Your goal: Could you set down every entry exactly as it stands, without the images?

##### Given data

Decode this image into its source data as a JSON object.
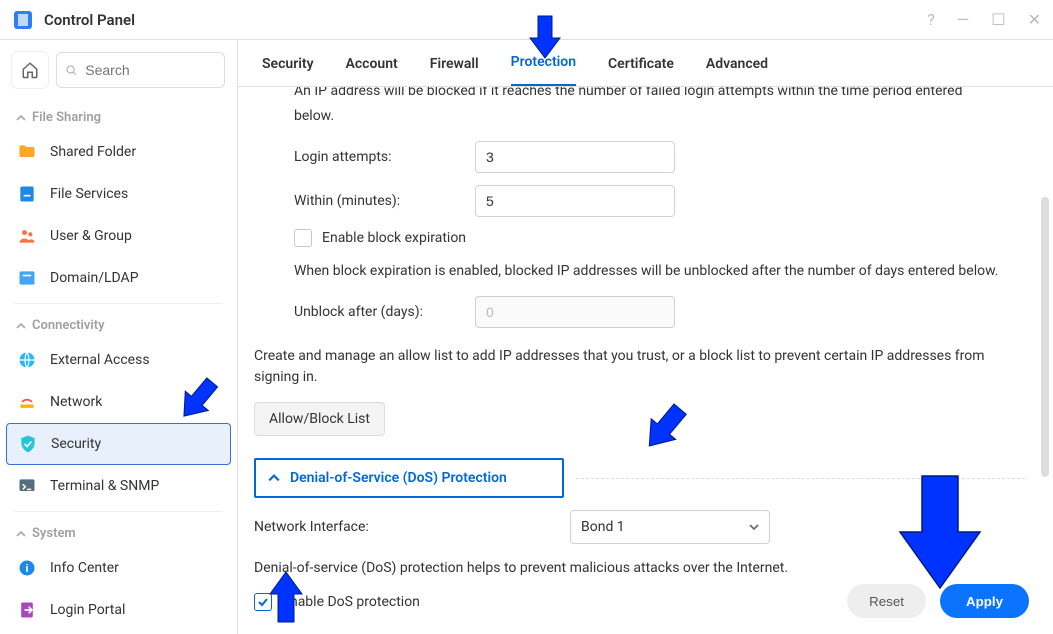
{
  "window": {
    "title": "Control Panel"
  },
  "search": {
    "placeholder": "Search"
  },
  "sidebar": {
    "sections": [
      {
        "name": "File Sharing",
        "items": [
          {
            "label": "Shared Folder"
          },
          {
            "label": "File Services"
          },
          {
            "label": "User & Group"
          },
          {
            "label": "Domain/LDAP"
          }
        ]
      },
      {
        "name": "Connectivity",
        "items": [
          {
            "label": "External Access"
          },
          {
            "label": "Network"
          },
          {
            "label": "Security",
            "active": true
          },
          {
            "label": "Terminal & SNMP"
          }
        ]
      },
      {
        "name": "System",
        "items": [
          {
            "label": "Info Center"
          },
          {
            "label": "Login Portal"
          }
        ]
      }
    ]
  },
  "tabs": [
    "Security",
    "Account",
    "Firewall",
    "Protection",
    "Certificate",
    "Advanced"
  ],
  "active_tab": "Protection",
  "protection": {
    "clipped_text": "An IP address will be blocked if it reaches the number of failed login attempts within the time period entered",
    "below": "below.",
    "login_attempts_label": "Login attempts:",
    "login_attempts_value": "3",
    "within_label": "Within (minutes):",
    "within_value": "5",
    "enable_block_exp_label": "Enable block expiration",
    "block_exp_desc": "When block expiration is enabled, blocked IP addresses will be unblocked after the number of days entered below.",
    "unblock_label": "Unblock after (days):",
    "unblock_value": "0",
    "allow_block_desc": "Create and manage an allow list to add IP addresses that you trust, or a block list to prevent certain IP addresses from signing in.",
    "allow_block_btn": "Allow/Block List",
    "dos_header": "Denial-of-Service (DoS) Protection",
    "net_if_label": "Network Interface:",
    "net_if_value": "Bond 1",
    "dos_desc": "Denial-of-service (DoS) protection helps to prevent malicious attacks over the Internet.",
    "enable_dos_label": "Enable DoS protection"
  },
  "footer": {
    "reset": "Reset",
    "apply": "Apply"
  }
}
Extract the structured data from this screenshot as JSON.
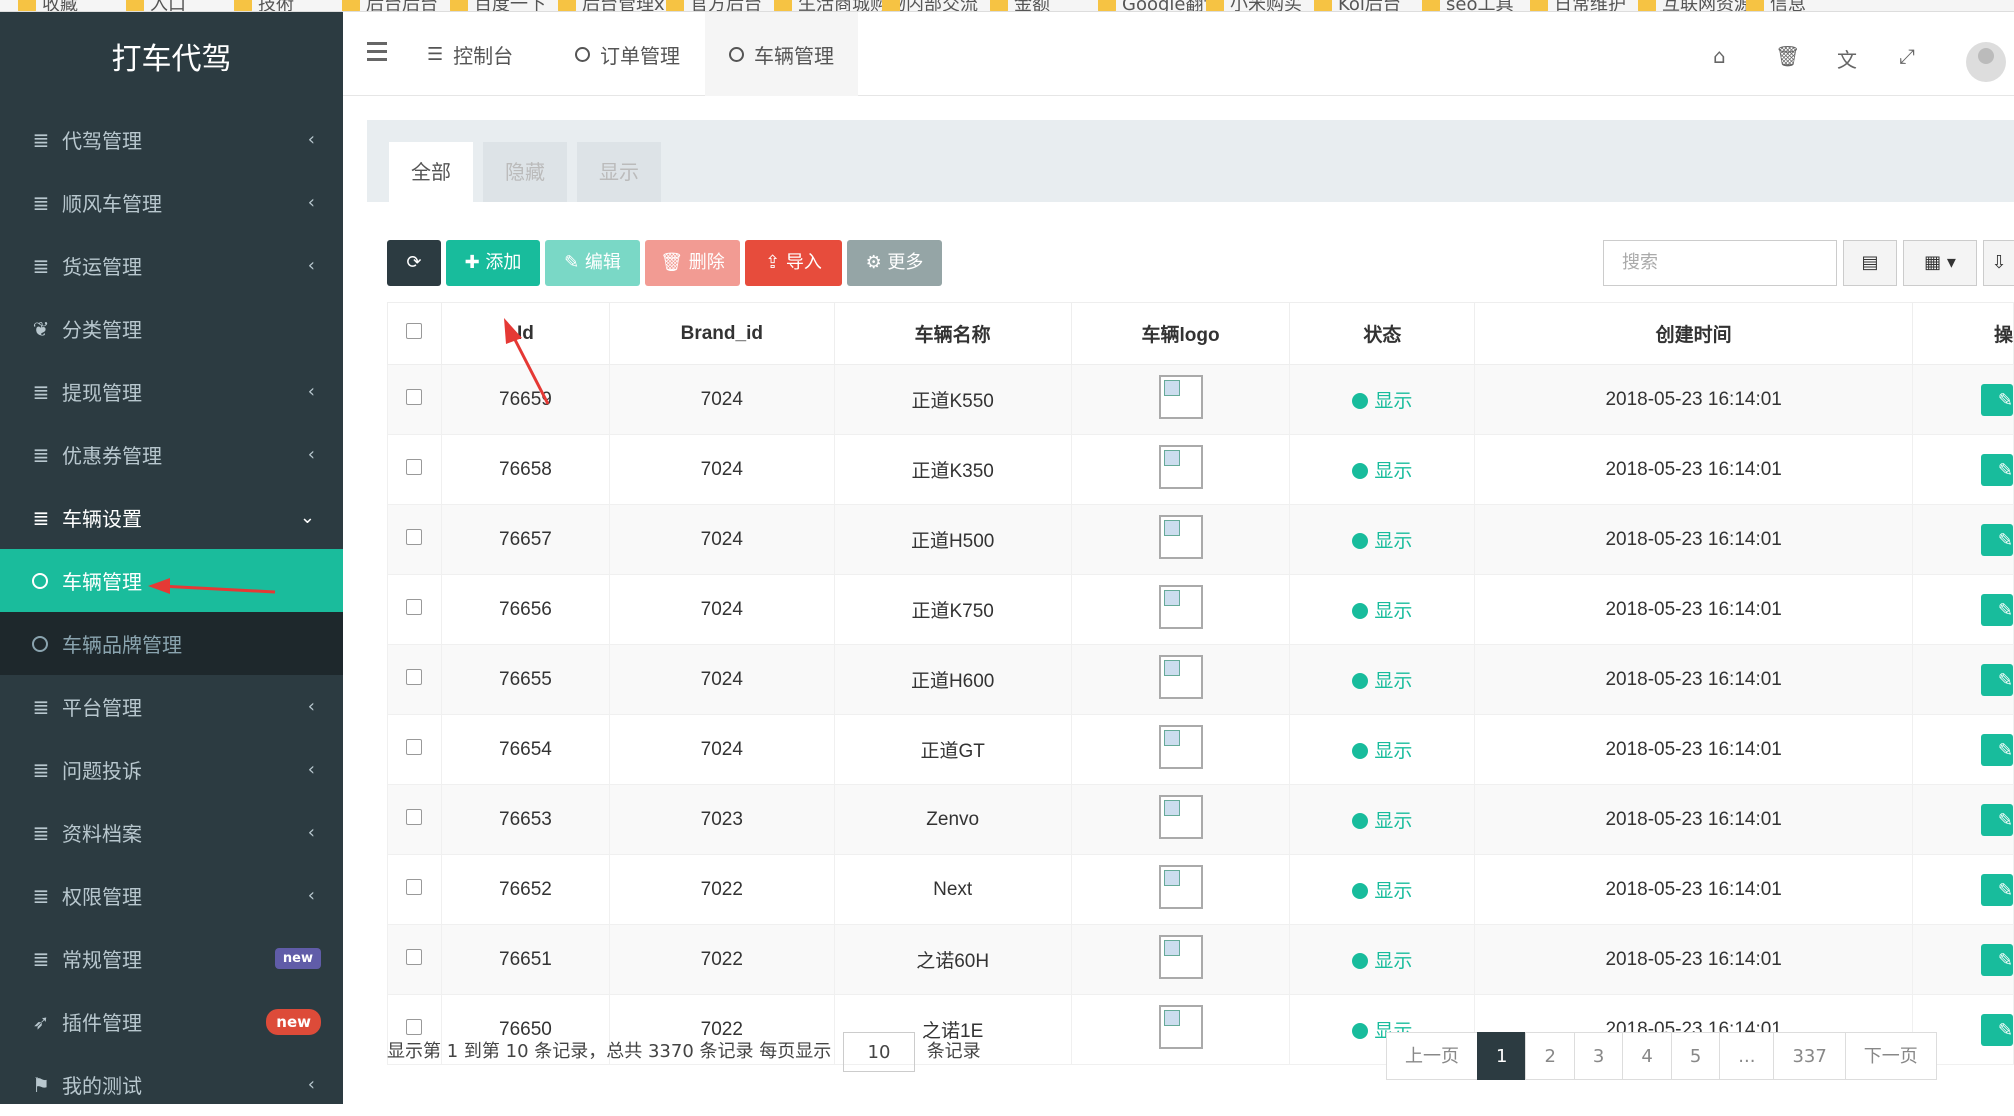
{
  "bookmarks": [
    "收藏",
    "入口",
    "技術",
    "后台后台",
    "百度一下",
    "后台管理xh",
    "官方后台",
    "生活商城购物",
    "内部交流",
    "金额",
    "Google翻译",
    "小米购买",
    "Kol后台",
    "seo工具",
    "日常维护",
    "互联网资源",
    "信息"
  ],
  "sidebar": {
    "brand": "打车代驾",
    "items": [
      {
        "label": "代驾管理",
        "icon": "≣",
        "arrow": "‹"
      },
      {
        "label": "顺风车管理",
        "icon": "≣",
        "arrow": "‹"
      },
      {
        "label": "货运管理",
        "icon": "≣",
        "arrow": "‹"
      },
      {
        "label": "分类管理",
        "icon": "❦",
        "arrow": ""
      },
      {
        "label": "提现管理",
        "icon": "≣",
        "arrow": "‹"
      },
      {
        "label": "优惠券管理",
        "icon": "≣",
        "arrow": "‹"
      },
      {
        "label": "车辆设置",
        "icon": "≣",
        "arrow": "⌄"
      }
    ],
    "sub_items": [
      {
        "label": "车辆管理"
      },
      {
        "label": "车辆品牌管理"
      }
    ],
    "items2": [
      {
        "label": "平台管理",
        "icon": "≣",
        "arrow": "‹"
      },
      {
        "label": "问题投诉",
        "icon": "≣",
        "arrow": "‹"
      },
      {
        "label": "资料档案",
        "icon": "≣",
        "arrow": "‹"
      },
      {
        "label": "权限管理",
        "icon": "≣",
        "arrow": "‹"
      },
      {
        "label": "常规管理",
        "icon": "≣",
        "badge": "new"
      },
      {
        "label": "插件管理",
        "icon": "➶",
        "badge": "new"
      },
      {
        "label": "我的测试",
        "icon": "⚑",
        "arrow": "‹"
      }
    ]
  },
  "header": {
    "tabs": [
      "控制台",
      "订单管理",
      "车辆管理"
    ],
    "icons": [
      "home-icon",
      "trash-icon",
      "translate-icon",
      "fullscreen-icon"
    ]
  },
  "panel": {
    "tabs": [
      "全部",
      "隐藏",
      "显示"
    ]
  },
  "toolbar": {
    "refresh": "⟳",
    "add": "✚ 添加",
    "edit": "✎ 编辑",
    "delete": "🗑 删除",
    "import": "⇪ 导入",
    "more": "⚙ 更多",
    "search_placeholder": "搜索"
  },
  "table": {
    "columns": [
      "Id",
      "Brand_id",
      "车辆名称",
      "车辆logo",
      "状态",
      "创建时间",
      "操"
    ],
    "rows": [
      {
        "id": "76659",
        "brand_id": "7024",
        "name": "正道K550",
        "status": "显示",
        "created": "2018-05-23 16:14:01"
      },
      {
        "id": "76658",
        "brand_id": "7024",
        "name": "正道K350",
        "status": "显示",
        "created": "2018-05-23 16:14:01"
      },
      {
        "id": "76657",
        "brand_id": "7024",
        "name": "正道H500",
        "status": "显示",
        "created": "2018-05-23 16:14:01"
      },
      {
        "id": "76656",
        "brand_id": "7024",
        "name": "正道K750",
        "status": "显示",
        "created": "2018-05-23 16:14:01"
      },
      {
        "id": "76655",
        "brand_id": "7024",
        "name": "正道H600",
        "status": "显示",
        "created": "2018-05-23 16:14:01"
      },
      {
        "id": "76654",
        "brand_id": "7024",
        "name": "正道GT",
        "status": "显示",
        "created": "2018-05-23 16:14:01"
      },
      {
        "id": "76653",
        "brand_id": "7023",
        "name": "Zenvo",
        "status": "显示",
        "created": "2018-05-23 16:14:01"
      },
      {
        "id": "76652",
        "brand_id": "7022",
        "name": "Next",
        "status": "显示",
        "created": "2018-05-23 16:14:01"
      },
      {
        "id": "76651",
        "brand_id": "7022",
        "name": "之诺60H",
        "status": "显示",
        "created": "2018-05-23 16:14:01"
      },
      {
        "id": "76650",
        "brand_id": "7022",
        "name": "之诺1E",
        "status": "显示",
        "created": "2018-05-23 16:14:01"
      }
    ]
  },
  "footer": {
    "info_pre": "显示第 1 到第 10 条记录，总共 3370 条记录 每页显示",
    "page_size": "10",
    "info_post": "条记录",
    "pager": [
      "上一页",
      "1",
      "2",
      "3",
      "4",
      "5",
      "...",
      "337",
      "下一页"
    ]
  },
  "colors": {
    "accent": "#18bc9c",
    "sidebar": "#2c3b41",
    "danger": "#e74c3c"
  }
}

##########

Answer to the problem:
Decode this image into its source data as a JSON object.
{
  "window": {
    "title": "Control Panel"
  },
  "search": {
    "placeholder": "Search"
  },
  "sidebar": {
    "sections": [
      {
        "name": "File Sharing",
        "items": [
          {
            "label": "Shared Folder"
          },
          {
            "label": "File Services"
          },
          {
            "label": "User & Group"
          },
          {
            "label": "Domain/LDAP"
          }
        ]
      },
      {
        "name": "Connectivity",
        "items": [
          {
            "label": "External Access"
          },
          {
            "label": "Network"
          },
          {
            "label": "Security",
            "active": true
          },
          {
            "label": "Terminal & SNMP"
          }
        ]
      },
      {
        "name": "System",
        "items": [
          {
            "label": "Info Center"
          },
          {
            "label": "Login Portal"
          }
        ]
      }
    ]
  },
  "tabs": [
    "Security",
    "Account",
    "Firewall",
    "Protection",
    "Certificate",
    "Advanced"
  ],
  "active_tab": "Protection",
  "protection": {
    "clipped_text": "An IP address will be blocked if it reaches the number of failed login attempts within the time period entered",
    "below": "below.",
    "login_attempts_label": "Login attempts:",
    "login_attempts_value": "3",
    "within_label": "Within (minutes):",
    "within_value": "5",
    "enable_block_exp_label": "Enable block expiration",
    "block_exp_desc": "When block expiration is enabled, blocked IP addresses will be unblocked after the number of days entered below.",
    "unblock_label": "Unblock after (days):",
    "unblock_value": "0",
    "allow_block_desc": "Create and manage an allow list to add IP addresses that you trust, or a block list to prevent certain IP addresses from signing in.",
    "allow_block_btn": "Allow/Block List",
    "dos_header": "Denial-of-Service (DoS) Protection",
    "net_if_label": "Network Interface:",
    "net_if_value": "Bond 1",
    "dos_desc": "Denial-of-service (DoS) protection helps to prevent malicious attacks over the Internet.",
    "enable_dos_label": "Enable DoS protection"
  },
  "footer": {
    "reset": "Reset",
    "apply": "Apply"
  }
}
Extract the structured data from this screenshot as JSON.
{
  "bookmarks": [
    "收藏",
    "入口",
    "技術",
    "后台后台",
    "百度一下",
    "后台管理xh",
    "官方后台",
    "生活商城购物",
    "内部交流",
    "金额",
    "Google翻译",
    "小米购买",
    "Kol后台",
    "seo工具",
    "日常维护",
    "互联网资源",
    "信息"
  ],
  "sidebar": {
    "brand": "打车代驾",
    "items": [
      {
        "label": "代驾管理",
        "icon": "≣",
        "arrow": "‹"
      },
      {
        "label": "顺风车管理",
        "icon": "≣",
        "arrow": "‹"
      },
      {
        "label": "货运管理",
        "icon": "≣",
        "arrow": "‹"
      },
      {
        "label": "分类管理",
        "icon": "❦",
        "arrow": ""
      },
      {
        "label": "提现管理",
        "icon": "≣",
        "arrow": "‹"
      },
      {
        "label": "优惠券管理",
        "icon": "≣",
        "arrow": "‹"
      },
      {
        "label": "车辆设置",
        "icon": "≣",
        "arrow": "⌄"
      }
    ],
    "sub_items": [
      {
        "label": "车辆管理"
      },
      {
        "label": "车辆品牌管理"
      }
    ],
    "items2": [
      {
        "label": "平台管理",
        "icon": "≣",
        "arrow": "‹"
      },
      {
        "label": "问题投诉",
        "icon": "≣",
        "arrow": "‹"
      },
      {
        "label": "资料档案",
        "icon": "≣",
        "arrow": "‹"
      },
      {
        "label": "权限管理",
        "icon": "≣",
        "arrow": "‹"
      },
      {
        "label": "常规管理",
        "icon": "≣",
        "badge": "new"
      },
      {
        "label": "插件管理",
        "icon": "➶",
        "badge": "new"
      },
      {
        "label": "我的测试",
        "icon": "⚑",
        "arrow": "‹"
      }
    ]
  },
  "header": {
    "tabs": [
      "控制台",
      "订单管理",
      "车辆管理"
    ],
    "icons": [
      "home-icon",
      "trash-icon",
      "translate-icon",
      "fullscreen-icon"
    ]
  },
  "panel": {
    "tabs": [
      "全部",
      "隐藏",
      "显示"
    ]
  },
  "toolbar": {
    "refresh": "⟳",
    "add": "✚ 添加",
    "edit": "✎ 编辑",
    "delete": "🗑 删除",
    "import": "⇪ 导入",
    "more": "⚙ 更多",
    "search_placeholder": "搜索"
  },
  "table": {
    "columns": [
      "Id",
      "Brand_id",
      "车辆名称",
      "车辆logo",
      "状态",
      "创建时间",
      "操"
    ],
    "rows": [
      {
        "id": "76659",
        "brand_id": "7024",
        "name": "正道K550",
        "status": "显示",
        "created": "2018-05-23 16:14:01"
      },
      {
        "id": "76658",
        "brand_id": "7024",
        "name": "正道K350",
        "status": "显示",
        "created": "2018-05-23 16:14:01"
      },
      {
        "id": "76657",
        "brand_id": "7024",
        "name": "正道H500",
        "status": "显示",
        "created": "2018-05-23 16:14:01"
      },
      {
        "id": "76656",
        "brand_id": "7024",
        "name": "正道K750",
        "status": "显示",
        "created": "2018-05-23 16:14:01"
      },
      {
        "id": "76655",
        "brand_id": "7024",
        "name": "正道H600",
        "status": "显示",
        "created": "2018-05-23 16:14:01"
      },
      {
        "id": "76654",
        "brand_id": "7024",
        "name": "正道GT",
        "status": "显示",
        "created": "2018-05-23 16:14:01"
      },
      {
        "id": "76653",
        "brand_id": "7023",
        "name": "Zenvo",
        "status": "显示",
        "created": "2018-05-23 16:14:01"
      },
      {
        "id": "76652",
        "brand_id": "7022",
        "name": "Next",
        "status": "显示",
        "created": "2018-05-23 16:14:01"
      },
      {
        "id": "76651",
        "brand_id": "7022",
        "name": "之诺60H",
        "status": "显示",
        "created": "2018-05-23 16:14:01"
      },
      {
        "id": "76650",
        "brand_id": "7022",
        "name": "之诺1E",
        "status": "显示",
        "created": "2018-05-23 16:14:01"
      }
    ]
  },
  "footer": {
    "info_pre": "显示第 1 到第 10 条记录，总共 3370 条记录 每页显示",
    "page_size": "10",
    "info_post": "条记录",
    "pager": [
      "上一页",
      "1",
      "2",
      "3",
      "4",
      "5",
      "...",
      "337",
      "下一页"
    ]
  },
  "colors": {
    "accent": "#18bc9c",
    "sidebar": "#2c3b41",
    "danger": "#e74c3c"
  }
}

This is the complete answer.